What is expected:
From the entries below, please gather each line containing the string "price".

[Interface dataset entries]
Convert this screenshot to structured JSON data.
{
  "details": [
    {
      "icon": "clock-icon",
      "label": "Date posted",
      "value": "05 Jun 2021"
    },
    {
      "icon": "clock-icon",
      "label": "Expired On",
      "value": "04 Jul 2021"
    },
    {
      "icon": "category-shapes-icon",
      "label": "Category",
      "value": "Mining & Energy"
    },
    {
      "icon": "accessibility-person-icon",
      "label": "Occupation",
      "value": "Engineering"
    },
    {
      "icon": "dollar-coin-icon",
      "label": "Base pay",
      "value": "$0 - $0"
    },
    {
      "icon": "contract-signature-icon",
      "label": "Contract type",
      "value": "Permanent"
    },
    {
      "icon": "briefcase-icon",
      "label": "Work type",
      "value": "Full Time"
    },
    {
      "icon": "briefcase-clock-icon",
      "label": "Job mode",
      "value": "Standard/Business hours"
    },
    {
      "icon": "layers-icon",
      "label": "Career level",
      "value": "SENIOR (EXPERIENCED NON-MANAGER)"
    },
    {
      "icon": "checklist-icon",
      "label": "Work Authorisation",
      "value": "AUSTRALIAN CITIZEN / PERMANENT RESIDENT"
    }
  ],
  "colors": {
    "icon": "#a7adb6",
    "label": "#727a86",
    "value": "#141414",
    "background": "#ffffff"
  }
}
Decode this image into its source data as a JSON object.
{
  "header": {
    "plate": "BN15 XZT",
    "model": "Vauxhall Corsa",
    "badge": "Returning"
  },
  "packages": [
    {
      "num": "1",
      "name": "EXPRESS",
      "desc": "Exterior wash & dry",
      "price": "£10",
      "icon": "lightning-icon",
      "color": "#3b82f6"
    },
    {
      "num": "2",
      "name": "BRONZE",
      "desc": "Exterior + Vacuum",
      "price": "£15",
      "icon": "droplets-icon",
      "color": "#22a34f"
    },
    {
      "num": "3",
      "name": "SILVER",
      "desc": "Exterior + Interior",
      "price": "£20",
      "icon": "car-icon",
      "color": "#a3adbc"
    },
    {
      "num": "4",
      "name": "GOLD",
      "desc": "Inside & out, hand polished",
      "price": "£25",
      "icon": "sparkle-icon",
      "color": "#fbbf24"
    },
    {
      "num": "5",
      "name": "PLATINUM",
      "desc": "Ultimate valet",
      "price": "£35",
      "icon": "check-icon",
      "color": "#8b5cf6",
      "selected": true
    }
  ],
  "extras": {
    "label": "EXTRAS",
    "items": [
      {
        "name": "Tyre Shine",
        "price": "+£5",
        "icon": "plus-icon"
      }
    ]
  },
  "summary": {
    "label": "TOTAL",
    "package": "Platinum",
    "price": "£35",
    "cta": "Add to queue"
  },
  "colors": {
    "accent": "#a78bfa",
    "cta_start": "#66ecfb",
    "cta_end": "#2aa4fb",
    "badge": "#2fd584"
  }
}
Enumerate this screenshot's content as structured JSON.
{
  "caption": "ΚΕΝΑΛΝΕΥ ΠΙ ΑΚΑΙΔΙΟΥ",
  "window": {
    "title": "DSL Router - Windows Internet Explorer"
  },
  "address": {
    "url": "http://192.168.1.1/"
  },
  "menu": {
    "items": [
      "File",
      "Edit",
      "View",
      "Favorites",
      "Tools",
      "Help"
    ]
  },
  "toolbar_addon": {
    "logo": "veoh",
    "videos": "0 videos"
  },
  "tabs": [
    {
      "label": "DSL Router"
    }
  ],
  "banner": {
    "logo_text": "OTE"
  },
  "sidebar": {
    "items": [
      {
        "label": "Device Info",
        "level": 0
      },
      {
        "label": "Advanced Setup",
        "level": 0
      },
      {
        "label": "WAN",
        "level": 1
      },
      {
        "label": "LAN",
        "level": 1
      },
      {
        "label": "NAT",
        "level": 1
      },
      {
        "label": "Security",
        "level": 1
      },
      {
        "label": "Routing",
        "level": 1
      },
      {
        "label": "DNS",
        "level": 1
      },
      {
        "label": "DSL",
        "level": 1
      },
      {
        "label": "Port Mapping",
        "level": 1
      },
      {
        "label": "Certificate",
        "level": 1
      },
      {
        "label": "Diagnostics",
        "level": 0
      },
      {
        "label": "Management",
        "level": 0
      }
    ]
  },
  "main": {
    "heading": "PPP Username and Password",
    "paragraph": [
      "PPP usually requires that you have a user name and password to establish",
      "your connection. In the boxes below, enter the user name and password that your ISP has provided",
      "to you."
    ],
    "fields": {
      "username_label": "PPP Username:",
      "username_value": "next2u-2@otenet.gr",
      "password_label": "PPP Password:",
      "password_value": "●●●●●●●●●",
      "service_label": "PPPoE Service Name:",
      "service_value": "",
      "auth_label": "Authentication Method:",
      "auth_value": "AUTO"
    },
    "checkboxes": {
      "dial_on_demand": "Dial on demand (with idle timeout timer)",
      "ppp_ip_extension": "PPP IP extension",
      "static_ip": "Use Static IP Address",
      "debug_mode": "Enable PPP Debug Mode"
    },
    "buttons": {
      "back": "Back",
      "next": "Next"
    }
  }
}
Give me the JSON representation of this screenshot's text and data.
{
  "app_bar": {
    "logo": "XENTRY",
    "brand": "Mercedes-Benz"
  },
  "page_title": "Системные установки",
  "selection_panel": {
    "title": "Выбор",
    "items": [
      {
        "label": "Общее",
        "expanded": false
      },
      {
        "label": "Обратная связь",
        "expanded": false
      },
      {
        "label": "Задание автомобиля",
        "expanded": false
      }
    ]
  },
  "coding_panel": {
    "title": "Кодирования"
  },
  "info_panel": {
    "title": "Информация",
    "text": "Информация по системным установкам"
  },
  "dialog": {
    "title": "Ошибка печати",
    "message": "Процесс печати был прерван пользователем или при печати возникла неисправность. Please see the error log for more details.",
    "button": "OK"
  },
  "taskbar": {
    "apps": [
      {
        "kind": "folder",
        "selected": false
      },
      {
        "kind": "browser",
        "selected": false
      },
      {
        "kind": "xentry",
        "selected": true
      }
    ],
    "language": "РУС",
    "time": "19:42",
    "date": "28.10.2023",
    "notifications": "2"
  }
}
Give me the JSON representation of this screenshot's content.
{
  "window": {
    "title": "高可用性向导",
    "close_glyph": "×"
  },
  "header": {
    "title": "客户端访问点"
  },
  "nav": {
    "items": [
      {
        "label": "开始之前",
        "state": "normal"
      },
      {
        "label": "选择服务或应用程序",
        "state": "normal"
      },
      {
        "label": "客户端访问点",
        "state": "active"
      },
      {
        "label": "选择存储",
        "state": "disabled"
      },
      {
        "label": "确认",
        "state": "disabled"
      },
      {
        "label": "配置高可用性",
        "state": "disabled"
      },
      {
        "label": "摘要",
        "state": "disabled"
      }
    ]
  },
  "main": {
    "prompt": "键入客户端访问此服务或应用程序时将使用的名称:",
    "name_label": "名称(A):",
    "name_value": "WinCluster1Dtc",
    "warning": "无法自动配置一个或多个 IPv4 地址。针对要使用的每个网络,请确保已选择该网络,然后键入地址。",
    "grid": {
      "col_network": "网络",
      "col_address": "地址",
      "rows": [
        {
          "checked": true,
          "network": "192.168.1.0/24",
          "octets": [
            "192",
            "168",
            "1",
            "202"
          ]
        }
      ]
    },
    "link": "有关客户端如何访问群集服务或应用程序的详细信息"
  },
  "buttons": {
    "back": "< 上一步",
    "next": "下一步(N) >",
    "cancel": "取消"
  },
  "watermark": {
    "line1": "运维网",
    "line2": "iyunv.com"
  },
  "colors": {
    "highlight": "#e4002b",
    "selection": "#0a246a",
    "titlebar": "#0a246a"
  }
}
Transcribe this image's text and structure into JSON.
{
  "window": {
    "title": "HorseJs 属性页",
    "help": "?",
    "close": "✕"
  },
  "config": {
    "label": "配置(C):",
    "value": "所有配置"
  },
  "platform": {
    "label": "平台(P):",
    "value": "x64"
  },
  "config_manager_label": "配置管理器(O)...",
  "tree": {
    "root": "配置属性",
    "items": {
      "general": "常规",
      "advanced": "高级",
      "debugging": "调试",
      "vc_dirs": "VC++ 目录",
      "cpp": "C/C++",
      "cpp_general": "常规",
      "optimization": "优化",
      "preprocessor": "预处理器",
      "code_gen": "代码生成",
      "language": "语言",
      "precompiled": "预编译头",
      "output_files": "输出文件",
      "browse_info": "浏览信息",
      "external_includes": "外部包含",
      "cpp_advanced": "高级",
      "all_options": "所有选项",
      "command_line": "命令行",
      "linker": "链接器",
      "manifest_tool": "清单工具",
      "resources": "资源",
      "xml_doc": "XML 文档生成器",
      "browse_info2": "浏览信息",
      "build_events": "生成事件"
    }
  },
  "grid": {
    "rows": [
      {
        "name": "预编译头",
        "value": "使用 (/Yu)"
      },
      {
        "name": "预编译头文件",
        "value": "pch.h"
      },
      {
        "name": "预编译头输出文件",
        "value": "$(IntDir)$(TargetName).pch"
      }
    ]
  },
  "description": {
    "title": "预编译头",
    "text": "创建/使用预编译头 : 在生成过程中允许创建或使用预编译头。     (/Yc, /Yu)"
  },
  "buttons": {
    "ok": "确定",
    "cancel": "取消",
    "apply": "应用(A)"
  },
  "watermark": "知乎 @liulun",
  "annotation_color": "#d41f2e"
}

Task response:
      "price": "£10",
      "price": "£15",
      "price": "£20",
      "price": "£25",
      "price": "£35",
        "price": "+£5",
    "price": "£35",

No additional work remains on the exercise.